In view of our determination, we deem it unnecessary to consider the constitutional questions which have been raised by defendant and amicus curiae.
The order declaring defendant's children free from her custody and control is reversed, with directions to the trial court to reconsider its decision in the light of the views expressed herein.
1. All references herein to section 232 of the Civil Code are to the code section as it existed prior to the 1973 amendment.
2. Defendant's failure to contribute to the support of her children is not here in issue, since it is undisputed that defendant was financially unable to do so at any time during the period in question. (Moch v. Superior Court (1919) 39 Cal.App. 471, 477, 179 P. 417.)
3. Notwithstanding the fact that these proceedings involve the technical question of abandonment and neglect, it appears to us, from the somewhat sparse record in the case, that the real concern here is one of fitness of the mother to have custody of her children. If this be so then continuing them in their present status as court wards would not seem an unreasonable alternative, especially since it appears (or so we were informed at oral argument) that there are no immediate prospects for the adoption of either of these children. Also, adoption at their ages might well necessitate separation from each other—a traumatic experience for any child.

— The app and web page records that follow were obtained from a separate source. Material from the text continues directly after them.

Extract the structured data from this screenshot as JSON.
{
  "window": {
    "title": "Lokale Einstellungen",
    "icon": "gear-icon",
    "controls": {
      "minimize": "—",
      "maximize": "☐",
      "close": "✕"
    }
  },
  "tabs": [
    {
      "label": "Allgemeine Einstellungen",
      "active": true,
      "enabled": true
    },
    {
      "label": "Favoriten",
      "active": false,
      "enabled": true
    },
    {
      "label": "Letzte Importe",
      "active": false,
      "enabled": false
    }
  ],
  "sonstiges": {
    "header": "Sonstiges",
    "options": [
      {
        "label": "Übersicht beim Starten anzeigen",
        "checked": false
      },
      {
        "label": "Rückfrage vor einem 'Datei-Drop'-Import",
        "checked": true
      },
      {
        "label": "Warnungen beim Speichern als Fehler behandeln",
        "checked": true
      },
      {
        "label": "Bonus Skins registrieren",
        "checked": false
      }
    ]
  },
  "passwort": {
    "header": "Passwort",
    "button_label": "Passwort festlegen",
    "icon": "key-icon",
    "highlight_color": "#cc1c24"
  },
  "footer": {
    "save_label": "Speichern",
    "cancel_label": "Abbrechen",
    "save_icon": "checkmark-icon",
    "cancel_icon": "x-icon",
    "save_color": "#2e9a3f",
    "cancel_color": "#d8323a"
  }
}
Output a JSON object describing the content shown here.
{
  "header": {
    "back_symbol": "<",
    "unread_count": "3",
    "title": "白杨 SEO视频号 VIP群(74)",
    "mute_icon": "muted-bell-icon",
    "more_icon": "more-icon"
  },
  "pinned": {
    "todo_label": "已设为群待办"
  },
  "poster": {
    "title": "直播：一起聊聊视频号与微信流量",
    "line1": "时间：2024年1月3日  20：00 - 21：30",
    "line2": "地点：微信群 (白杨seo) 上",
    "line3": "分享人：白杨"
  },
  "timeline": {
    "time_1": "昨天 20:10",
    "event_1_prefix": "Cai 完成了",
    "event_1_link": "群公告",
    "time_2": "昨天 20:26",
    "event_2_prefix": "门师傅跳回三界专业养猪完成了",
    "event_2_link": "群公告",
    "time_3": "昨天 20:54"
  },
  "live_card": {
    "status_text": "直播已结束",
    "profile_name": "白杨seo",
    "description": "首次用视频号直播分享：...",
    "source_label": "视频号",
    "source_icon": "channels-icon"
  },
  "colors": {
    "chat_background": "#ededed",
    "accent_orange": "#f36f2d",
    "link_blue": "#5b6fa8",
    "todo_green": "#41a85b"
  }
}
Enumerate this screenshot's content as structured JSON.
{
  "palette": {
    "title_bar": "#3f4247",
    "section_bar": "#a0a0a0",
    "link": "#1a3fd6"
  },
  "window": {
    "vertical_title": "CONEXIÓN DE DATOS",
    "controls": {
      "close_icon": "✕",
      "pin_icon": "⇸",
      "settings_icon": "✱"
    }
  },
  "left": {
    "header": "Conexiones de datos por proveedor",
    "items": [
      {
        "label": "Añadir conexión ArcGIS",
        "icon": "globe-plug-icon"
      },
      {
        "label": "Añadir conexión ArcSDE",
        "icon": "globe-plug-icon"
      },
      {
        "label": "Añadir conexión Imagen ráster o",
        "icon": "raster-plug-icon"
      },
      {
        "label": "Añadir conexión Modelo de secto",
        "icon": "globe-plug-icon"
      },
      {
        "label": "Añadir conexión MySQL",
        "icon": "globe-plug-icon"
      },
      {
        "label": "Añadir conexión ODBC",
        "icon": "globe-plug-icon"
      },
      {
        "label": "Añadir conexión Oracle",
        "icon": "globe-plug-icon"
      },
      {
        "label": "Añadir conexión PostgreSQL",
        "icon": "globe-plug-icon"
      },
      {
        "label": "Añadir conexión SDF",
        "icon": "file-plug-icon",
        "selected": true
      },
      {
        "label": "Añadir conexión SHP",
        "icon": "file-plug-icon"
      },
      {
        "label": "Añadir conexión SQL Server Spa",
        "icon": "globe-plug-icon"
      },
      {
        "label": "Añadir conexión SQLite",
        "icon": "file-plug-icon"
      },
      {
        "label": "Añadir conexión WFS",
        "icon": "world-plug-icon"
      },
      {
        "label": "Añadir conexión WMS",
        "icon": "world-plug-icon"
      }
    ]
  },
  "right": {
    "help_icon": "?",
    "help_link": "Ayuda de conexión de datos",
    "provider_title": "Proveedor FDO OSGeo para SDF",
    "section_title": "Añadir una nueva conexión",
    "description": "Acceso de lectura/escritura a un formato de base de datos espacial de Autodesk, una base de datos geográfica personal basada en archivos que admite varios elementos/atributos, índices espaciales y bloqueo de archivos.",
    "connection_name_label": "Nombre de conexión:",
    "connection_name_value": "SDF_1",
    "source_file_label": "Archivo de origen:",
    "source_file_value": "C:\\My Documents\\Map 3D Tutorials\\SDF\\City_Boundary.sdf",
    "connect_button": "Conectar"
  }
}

FN4. Insofar as pertinent, that section provides as follows: ‘In any proceeding where there is at issue the custody of a minor child, the court may, during the pendency of the proceeding or at any time thereafter, make such order for the custody of such child during his minority as may seem necessary or proper. If a child is of sufficient age and capacity to reason so as to form an intelligent preference as to custody, the court shall consider and give due weight to his wishes in making an award of custody or modification thereof. Custody should be awarded in the following order of proference:(a) To either parent according to the best interests of the child.(b) To the person or persons in whose home the child has been living in a wholesome and stable environment.(c) To any other person or persons deemed by the court to be suitable and able to provide adequate and proper care and guidance for the child.‘Before the court makes any order awarding custody to a person or persons other than a parent, without the consent of the parents, it shall make a finding that an award of custody to a parent would be detrimental to the child and the award to a nonparent is required to serve the best interests of the child.’. FN4. Insofar as pertinent, that section provides as follows: ‘In any proceeding where there is at issue the custody of a minor child, the court may, during the pendency of the proceeding or at any time thereafter, make such order for the custody of such child during his minority as may seem necessary or proper. If a child is of sufficient age and capacity to reason so as to form an intelligent preference as to custody, the court shall consider and give due weight to his wishes in making an award of custody or modification thereof. Custody should be awarded in the following order of proference:(a) To either parent according to the best interests of the child.(b) To the person or persons in whose home the child has been living in a wholesome and stable environment.(c) To any other person or persons deemed by the court to be suitable and able to provide adequate and proper care and guidance for the child.‘Before the court makes any order awarding custody to a person or persons other than a parent, without the consent of the parents, it shall make a finding that an award of custody to a parent would be detrimental to the child and the award to a nonparent is required to serve the best interests of the child.’
ROUSE, Associate Justice.
TAYLOR, P.J., and KANE, J., concur.